The problem
Scan the records for "register". Show the matching lines.

Dataset rows describing interfaces
-=-=-
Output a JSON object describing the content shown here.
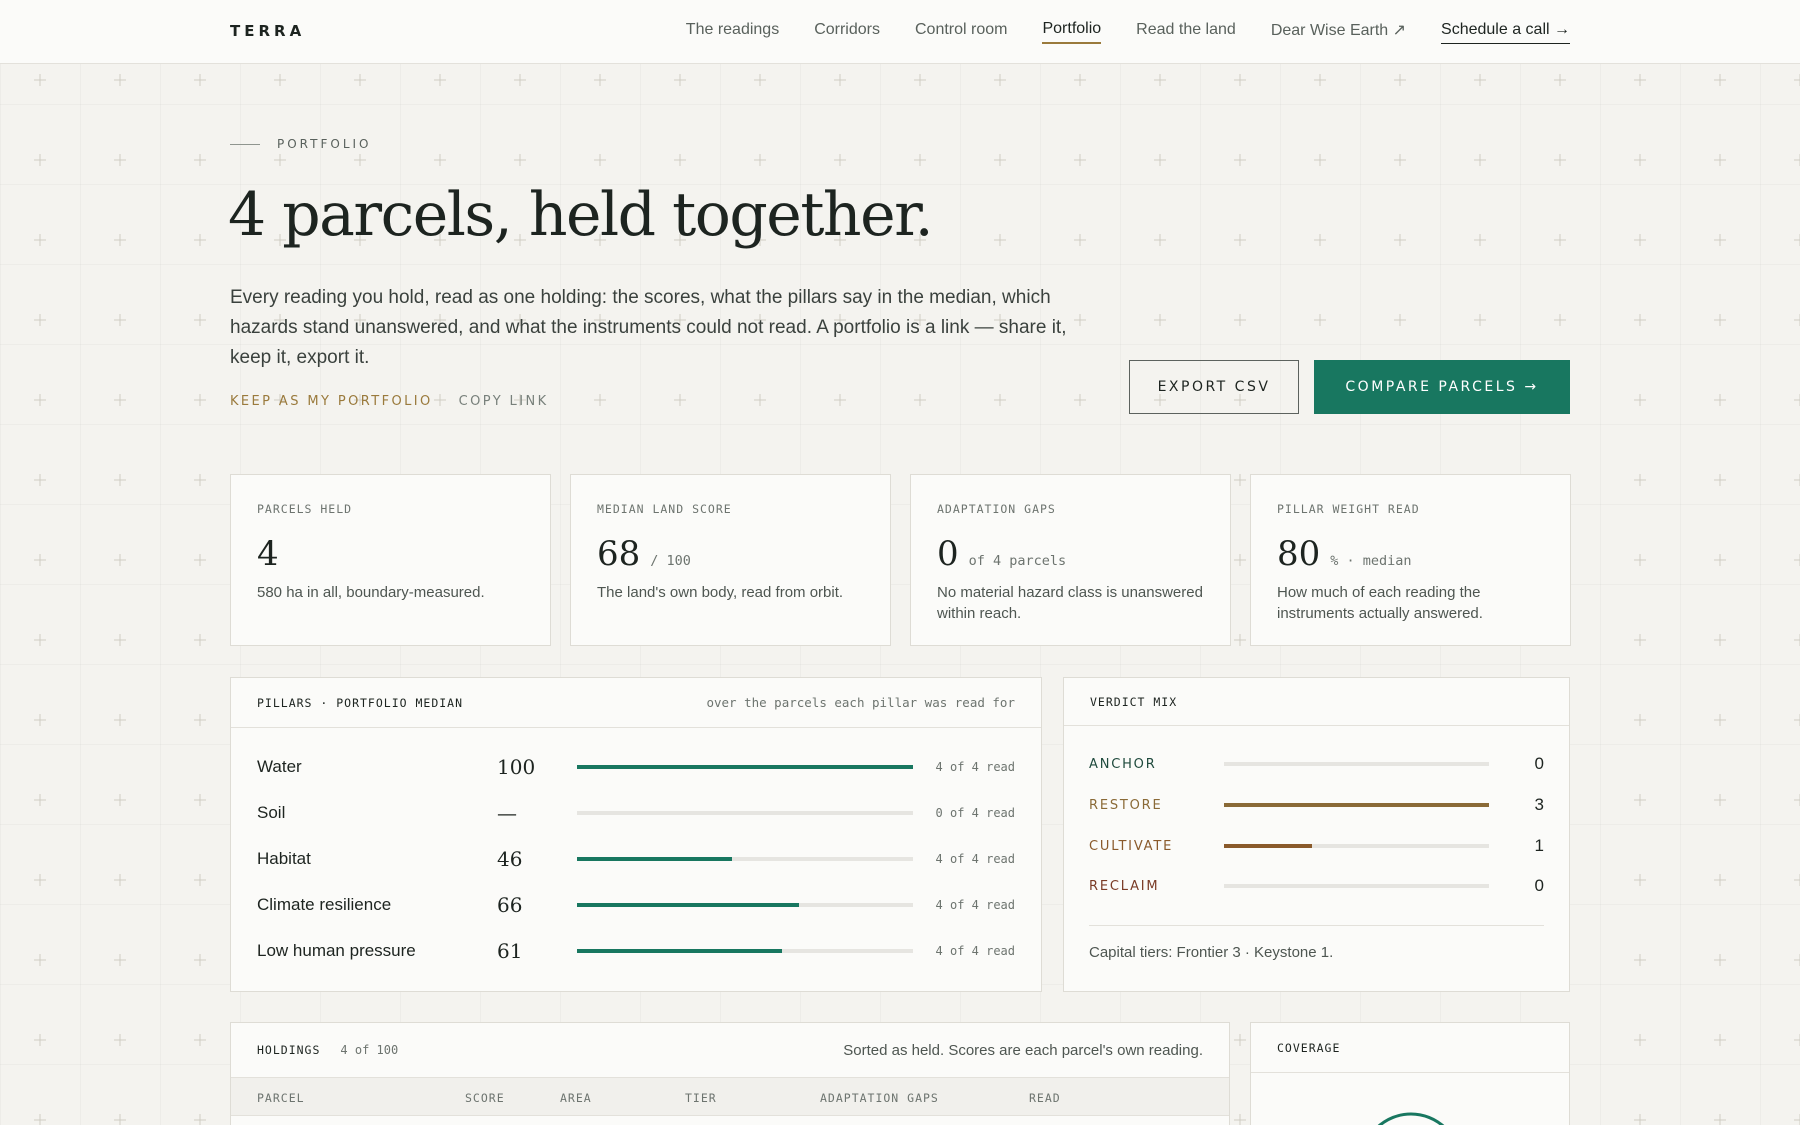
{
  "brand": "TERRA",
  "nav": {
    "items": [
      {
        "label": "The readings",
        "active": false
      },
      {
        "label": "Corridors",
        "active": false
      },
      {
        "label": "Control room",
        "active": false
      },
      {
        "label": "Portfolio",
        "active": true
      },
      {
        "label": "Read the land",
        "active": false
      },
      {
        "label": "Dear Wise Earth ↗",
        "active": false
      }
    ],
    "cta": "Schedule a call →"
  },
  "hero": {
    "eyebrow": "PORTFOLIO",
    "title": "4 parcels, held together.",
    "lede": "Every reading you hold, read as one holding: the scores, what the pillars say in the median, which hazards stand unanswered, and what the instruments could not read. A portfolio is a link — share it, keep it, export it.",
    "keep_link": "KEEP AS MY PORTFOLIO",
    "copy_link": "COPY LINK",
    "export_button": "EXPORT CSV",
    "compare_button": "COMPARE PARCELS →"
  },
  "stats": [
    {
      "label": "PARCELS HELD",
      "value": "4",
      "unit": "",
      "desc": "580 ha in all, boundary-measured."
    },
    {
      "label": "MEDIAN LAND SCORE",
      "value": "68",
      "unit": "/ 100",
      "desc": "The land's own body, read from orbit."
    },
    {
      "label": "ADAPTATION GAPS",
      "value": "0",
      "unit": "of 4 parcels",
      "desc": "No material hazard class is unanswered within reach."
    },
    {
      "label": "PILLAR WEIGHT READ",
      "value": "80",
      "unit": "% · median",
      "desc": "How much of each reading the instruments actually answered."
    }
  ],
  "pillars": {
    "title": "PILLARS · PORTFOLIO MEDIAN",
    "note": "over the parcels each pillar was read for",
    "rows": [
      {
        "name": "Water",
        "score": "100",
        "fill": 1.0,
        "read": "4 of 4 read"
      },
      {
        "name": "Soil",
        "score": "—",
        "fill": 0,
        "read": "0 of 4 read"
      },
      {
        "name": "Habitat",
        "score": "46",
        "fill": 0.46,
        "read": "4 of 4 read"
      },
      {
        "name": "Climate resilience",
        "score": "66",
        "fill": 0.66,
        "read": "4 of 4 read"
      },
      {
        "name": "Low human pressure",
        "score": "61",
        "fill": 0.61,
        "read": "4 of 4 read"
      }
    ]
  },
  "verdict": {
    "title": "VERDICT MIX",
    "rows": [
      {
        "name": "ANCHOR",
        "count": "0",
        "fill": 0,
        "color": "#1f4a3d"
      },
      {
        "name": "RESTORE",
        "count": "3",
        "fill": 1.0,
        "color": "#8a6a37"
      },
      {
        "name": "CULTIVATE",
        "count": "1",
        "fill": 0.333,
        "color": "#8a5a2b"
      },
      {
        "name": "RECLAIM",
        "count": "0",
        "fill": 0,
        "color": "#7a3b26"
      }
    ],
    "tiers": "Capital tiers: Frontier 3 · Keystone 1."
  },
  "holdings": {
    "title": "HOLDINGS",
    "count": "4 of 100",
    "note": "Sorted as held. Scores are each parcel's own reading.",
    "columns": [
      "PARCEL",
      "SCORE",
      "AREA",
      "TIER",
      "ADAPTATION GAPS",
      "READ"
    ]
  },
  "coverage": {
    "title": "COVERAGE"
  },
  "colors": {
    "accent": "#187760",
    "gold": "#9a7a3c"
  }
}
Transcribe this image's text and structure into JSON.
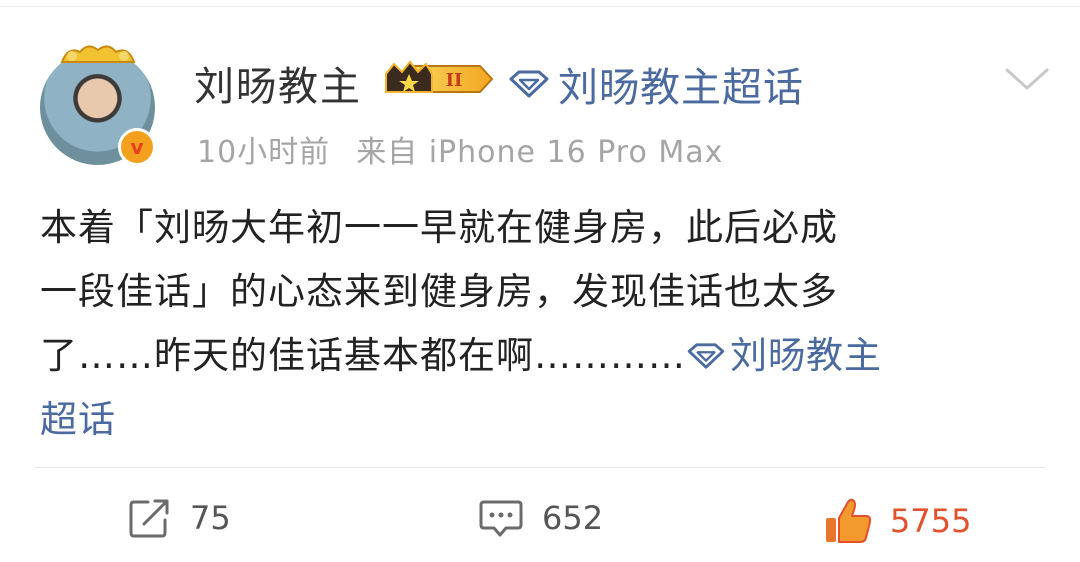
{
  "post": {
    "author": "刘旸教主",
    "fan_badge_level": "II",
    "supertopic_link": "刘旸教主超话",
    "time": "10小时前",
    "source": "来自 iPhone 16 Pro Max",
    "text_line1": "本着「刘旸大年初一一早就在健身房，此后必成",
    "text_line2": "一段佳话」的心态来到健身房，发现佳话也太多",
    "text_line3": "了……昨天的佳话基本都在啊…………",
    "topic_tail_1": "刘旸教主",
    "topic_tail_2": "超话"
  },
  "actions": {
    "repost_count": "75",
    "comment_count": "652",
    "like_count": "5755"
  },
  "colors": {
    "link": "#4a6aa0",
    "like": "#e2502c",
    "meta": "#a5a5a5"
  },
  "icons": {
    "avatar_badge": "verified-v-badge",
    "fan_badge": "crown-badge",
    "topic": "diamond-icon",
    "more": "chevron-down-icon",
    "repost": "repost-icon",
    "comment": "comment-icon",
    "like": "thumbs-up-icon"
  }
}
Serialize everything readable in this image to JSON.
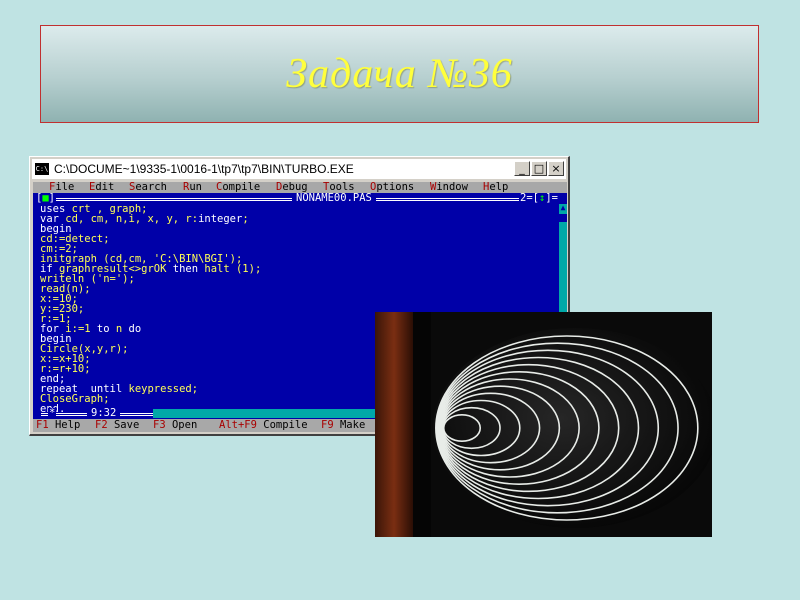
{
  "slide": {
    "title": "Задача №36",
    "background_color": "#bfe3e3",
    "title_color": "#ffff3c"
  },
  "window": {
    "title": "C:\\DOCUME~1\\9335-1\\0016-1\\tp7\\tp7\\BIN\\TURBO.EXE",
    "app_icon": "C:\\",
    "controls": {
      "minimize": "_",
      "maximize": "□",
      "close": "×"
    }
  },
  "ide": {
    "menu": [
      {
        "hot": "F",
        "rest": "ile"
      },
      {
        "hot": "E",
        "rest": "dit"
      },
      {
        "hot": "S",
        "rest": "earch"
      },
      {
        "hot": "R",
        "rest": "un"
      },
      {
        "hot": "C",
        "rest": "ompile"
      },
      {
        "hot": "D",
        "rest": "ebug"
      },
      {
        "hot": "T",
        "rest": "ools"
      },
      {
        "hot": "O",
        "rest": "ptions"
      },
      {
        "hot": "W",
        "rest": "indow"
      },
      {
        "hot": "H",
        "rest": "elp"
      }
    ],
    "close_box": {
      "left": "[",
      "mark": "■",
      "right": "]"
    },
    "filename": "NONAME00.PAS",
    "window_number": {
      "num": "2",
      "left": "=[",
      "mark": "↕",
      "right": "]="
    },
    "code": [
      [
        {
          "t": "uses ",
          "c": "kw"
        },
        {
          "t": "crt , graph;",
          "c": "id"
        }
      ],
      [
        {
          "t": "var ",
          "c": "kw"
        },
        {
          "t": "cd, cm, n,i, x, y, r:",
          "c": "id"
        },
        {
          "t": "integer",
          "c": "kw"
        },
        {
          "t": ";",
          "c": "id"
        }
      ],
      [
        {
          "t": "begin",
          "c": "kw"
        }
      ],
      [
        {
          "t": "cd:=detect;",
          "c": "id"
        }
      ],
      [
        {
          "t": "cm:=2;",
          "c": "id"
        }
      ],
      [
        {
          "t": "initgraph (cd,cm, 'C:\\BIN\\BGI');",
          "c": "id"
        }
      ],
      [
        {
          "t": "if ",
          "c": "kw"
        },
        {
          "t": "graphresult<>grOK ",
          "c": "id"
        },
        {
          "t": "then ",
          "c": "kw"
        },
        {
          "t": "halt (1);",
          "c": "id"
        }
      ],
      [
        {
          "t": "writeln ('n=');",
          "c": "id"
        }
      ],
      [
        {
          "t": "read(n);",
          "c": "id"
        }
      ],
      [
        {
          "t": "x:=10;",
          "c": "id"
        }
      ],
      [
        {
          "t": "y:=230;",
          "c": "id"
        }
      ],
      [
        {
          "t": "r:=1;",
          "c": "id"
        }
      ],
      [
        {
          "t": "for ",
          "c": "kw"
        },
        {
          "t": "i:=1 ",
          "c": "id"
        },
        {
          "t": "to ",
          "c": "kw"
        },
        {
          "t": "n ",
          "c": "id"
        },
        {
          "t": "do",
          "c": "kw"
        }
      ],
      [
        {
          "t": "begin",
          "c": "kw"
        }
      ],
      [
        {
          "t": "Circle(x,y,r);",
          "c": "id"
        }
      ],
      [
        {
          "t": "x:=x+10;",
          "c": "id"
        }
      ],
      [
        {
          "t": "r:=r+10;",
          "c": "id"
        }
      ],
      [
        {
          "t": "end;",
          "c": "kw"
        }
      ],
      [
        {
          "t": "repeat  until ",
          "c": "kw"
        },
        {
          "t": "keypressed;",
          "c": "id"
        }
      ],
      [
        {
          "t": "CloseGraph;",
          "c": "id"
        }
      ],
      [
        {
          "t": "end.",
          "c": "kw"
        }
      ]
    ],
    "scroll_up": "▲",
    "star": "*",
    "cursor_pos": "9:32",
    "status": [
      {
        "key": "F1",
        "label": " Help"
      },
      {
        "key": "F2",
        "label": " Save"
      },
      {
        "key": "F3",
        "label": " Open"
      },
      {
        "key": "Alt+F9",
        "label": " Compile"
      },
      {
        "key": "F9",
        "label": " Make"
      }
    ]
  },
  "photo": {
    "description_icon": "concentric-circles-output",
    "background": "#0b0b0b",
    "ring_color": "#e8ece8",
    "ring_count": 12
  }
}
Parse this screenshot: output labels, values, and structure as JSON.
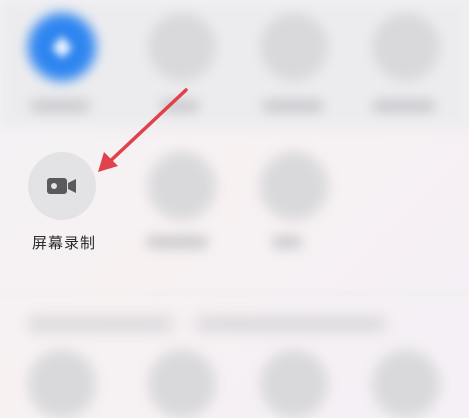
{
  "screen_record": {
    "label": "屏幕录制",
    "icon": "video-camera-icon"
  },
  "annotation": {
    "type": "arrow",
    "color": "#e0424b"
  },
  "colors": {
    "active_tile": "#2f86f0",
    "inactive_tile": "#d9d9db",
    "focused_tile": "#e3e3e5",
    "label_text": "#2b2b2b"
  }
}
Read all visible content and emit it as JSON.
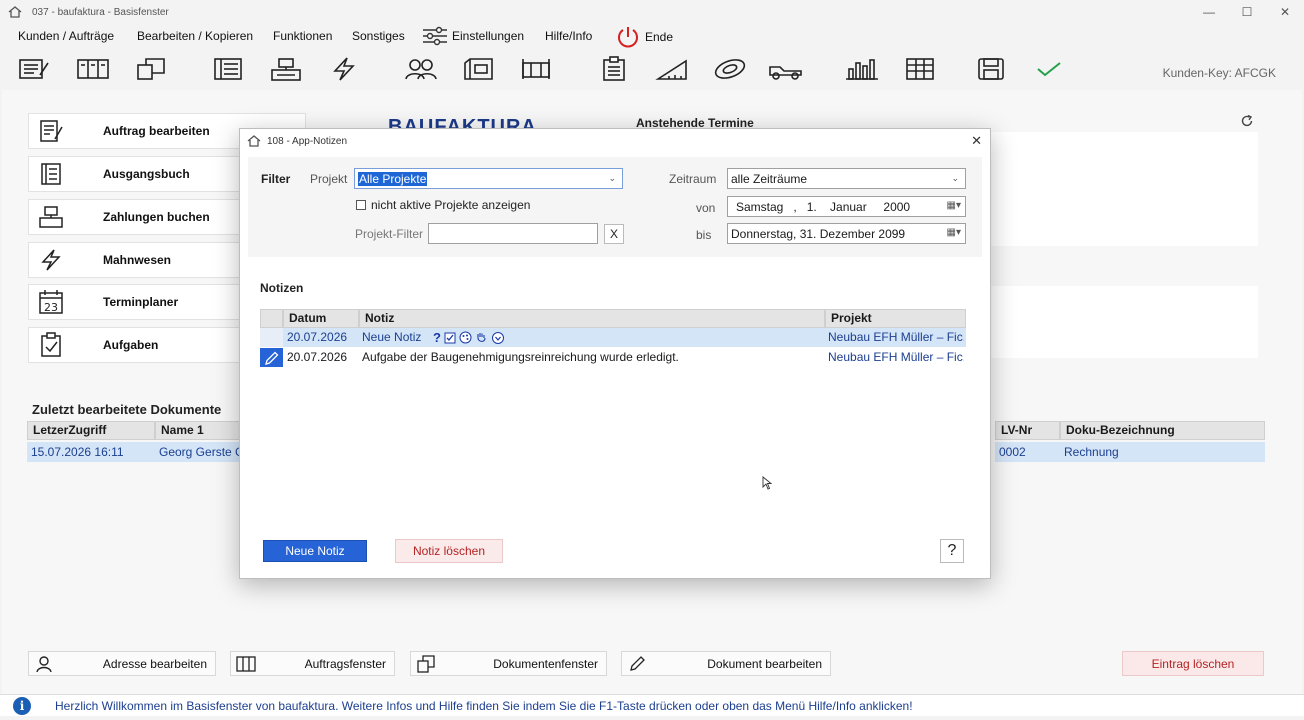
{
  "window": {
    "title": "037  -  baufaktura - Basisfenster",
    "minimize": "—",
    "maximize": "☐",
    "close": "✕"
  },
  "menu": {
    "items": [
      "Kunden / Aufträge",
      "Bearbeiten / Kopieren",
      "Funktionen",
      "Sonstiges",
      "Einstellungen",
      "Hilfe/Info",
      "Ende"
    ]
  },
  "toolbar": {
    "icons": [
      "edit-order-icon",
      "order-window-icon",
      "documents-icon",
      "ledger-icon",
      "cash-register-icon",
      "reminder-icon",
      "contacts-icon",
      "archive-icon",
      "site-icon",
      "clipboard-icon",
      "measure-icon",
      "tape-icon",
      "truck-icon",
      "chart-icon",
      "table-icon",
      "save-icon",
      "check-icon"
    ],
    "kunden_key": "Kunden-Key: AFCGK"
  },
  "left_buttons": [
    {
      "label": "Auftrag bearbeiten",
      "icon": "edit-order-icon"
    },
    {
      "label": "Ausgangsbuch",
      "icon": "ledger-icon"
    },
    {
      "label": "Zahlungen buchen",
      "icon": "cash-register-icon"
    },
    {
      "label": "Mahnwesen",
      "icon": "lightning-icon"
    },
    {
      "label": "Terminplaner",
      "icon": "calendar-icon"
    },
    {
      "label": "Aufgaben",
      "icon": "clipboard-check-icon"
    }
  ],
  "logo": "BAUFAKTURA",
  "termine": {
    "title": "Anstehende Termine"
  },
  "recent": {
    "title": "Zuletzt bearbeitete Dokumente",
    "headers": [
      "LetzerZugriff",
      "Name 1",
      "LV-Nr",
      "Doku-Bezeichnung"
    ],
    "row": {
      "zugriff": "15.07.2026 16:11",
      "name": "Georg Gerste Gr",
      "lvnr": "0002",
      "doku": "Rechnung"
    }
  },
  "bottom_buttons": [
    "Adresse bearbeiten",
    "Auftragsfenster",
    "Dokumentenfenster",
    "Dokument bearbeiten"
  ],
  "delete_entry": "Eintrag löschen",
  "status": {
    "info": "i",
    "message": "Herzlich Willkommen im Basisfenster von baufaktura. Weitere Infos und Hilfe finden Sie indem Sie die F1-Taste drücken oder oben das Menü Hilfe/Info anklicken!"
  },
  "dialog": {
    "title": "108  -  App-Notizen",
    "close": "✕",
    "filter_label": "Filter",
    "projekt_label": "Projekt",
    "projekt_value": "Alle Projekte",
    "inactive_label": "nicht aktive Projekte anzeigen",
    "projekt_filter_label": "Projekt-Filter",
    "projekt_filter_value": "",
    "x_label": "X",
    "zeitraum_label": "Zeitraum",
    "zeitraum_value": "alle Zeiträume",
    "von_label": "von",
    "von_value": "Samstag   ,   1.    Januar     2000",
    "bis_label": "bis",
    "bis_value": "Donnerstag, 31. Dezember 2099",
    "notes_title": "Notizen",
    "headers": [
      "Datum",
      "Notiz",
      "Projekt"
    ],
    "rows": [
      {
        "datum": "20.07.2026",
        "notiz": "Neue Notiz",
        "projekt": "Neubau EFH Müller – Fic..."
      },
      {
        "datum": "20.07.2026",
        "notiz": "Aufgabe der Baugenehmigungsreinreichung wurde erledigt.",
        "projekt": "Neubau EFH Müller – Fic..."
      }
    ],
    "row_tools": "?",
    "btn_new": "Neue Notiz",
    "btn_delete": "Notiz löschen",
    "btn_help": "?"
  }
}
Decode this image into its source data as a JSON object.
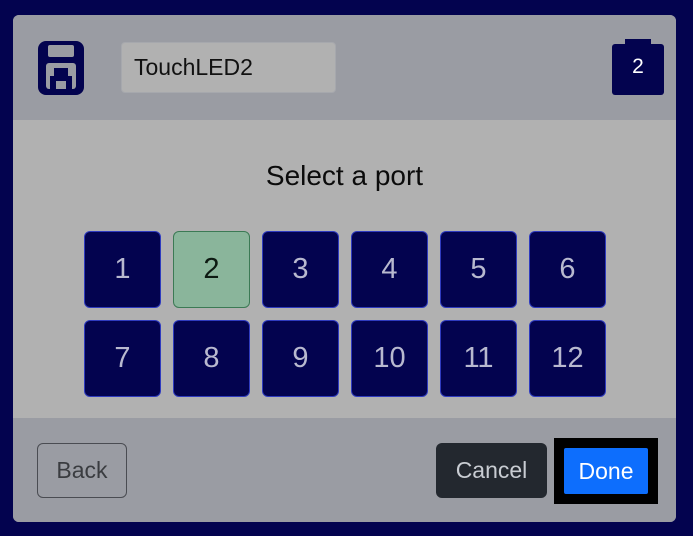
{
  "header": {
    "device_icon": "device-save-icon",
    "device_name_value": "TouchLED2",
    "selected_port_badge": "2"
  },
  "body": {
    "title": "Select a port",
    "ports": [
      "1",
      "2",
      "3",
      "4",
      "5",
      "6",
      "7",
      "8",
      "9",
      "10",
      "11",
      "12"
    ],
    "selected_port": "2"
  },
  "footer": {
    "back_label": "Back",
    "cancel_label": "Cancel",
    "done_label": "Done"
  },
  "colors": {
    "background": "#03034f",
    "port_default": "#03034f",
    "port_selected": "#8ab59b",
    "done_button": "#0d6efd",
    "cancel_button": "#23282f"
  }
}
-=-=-
Answer box
      "cash-register-icon",
      "icon": "cash-register-icon"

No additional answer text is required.